If you’ve bought a house from a previous owner, even if he’s financing it for you, it’s yours to sell. Generally, the only limitation on your right to sell would come from a lockout clause or prepayment penalty in the financing, just as would happen with a similarly written mortgage from a traditional lender.
Who pays property taxes on owner financing?
With seller-financing, often the insurance and tax payments are paid directly to the owner, who is expected to make the annual payment personally. If, for some reason these payments aren’t made, both parties can be put at risk of either a tax foreclosure, or a cancellation of the home owner’s insurance.
Can I owner finance a home with a mortgage?
A mortgaged home sold using seller-carried financing is both an installment sale and a property interest transfer.
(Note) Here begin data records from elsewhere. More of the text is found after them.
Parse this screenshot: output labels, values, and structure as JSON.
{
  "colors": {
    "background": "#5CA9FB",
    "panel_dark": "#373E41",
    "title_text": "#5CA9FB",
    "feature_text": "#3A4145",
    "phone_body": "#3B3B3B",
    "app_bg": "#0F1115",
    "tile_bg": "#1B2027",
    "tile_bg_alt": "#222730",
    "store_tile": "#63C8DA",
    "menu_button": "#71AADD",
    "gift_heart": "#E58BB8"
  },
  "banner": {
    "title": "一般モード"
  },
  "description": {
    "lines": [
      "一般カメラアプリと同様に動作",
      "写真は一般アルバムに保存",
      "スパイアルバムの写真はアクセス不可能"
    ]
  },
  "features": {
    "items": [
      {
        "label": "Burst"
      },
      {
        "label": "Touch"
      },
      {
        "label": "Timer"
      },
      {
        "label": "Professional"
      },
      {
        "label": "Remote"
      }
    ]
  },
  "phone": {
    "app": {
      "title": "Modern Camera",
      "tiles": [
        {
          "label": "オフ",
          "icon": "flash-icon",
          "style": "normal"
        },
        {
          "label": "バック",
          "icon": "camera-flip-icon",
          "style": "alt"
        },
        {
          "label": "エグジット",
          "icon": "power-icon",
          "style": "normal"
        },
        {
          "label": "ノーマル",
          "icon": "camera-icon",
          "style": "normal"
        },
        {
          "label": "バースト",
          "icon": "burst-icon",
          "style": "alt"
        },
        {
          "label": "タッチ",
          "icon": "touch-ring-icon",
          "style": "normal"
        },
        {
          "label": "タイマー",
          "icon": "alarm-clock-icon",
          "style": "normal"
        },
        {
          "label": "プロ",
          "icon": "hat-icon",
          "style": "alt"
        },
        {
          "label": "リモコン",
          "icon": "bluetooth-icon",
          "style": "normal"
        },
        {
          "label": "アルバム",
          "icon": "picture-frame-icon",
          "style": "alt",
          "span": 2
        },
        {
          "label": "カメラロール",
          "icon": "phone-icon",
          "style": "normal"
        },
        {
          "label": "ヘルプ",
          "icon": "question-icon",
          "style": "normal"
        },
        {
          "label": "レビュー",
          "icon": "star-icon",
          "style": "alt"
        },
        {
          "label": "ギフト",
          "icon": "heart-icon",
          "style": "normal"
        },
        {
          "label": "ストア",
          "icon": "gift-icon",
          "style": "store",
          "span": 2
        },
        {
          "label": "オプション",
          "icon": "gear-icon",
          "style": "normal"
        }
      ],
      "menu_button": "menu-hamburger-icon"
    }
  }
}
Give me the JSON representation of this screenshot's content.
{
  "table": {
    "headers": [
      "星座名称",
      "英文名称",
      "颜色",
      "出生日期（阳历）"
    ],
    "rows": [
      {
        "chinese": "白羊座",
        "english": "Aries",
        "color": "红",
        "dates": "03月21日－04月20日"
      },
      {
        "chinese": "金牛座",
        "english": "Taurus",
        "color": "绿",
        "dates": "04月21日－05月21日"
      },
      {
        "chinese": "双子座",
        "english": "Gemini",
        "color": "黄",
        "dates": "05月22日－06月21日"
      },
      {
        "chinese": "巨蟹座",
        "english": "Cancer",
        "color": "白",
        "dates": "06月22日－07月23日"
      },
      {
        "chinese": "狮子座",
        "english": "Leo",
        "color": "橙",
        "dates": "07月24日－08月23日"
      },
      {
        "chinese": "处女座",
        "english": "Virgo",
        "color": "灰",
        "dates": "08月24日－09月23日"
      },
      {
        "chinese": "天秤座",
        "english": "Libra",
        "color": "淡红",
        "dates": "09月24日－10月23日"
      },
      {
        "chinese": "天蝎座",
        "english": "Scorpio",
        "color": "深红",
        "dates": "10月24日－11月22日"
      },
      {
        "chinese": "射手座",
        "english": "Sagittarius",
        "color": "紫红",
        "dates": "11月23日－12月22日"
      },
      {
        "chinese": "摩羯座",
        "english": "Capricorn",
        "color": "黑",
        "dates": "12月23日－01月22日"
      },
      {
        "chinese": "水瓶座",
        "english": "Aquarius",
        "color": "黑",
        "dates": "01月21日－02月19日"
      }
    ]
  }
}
In some cases, selling a home using seller-carried financing can cause a mortgage lender to accelerate its loan and even attempt foreclosure.
How do you word a subject to a finance clause?
What should be included in the subject to finance clause?
- The name of your lender (in some cases, you may be able to just write down “buyers’ choice”)
- The amount of the loan or “sufficient to complete the contract”.
- The approval date.
- The loan term and interest rate (this isn’t required by all agents).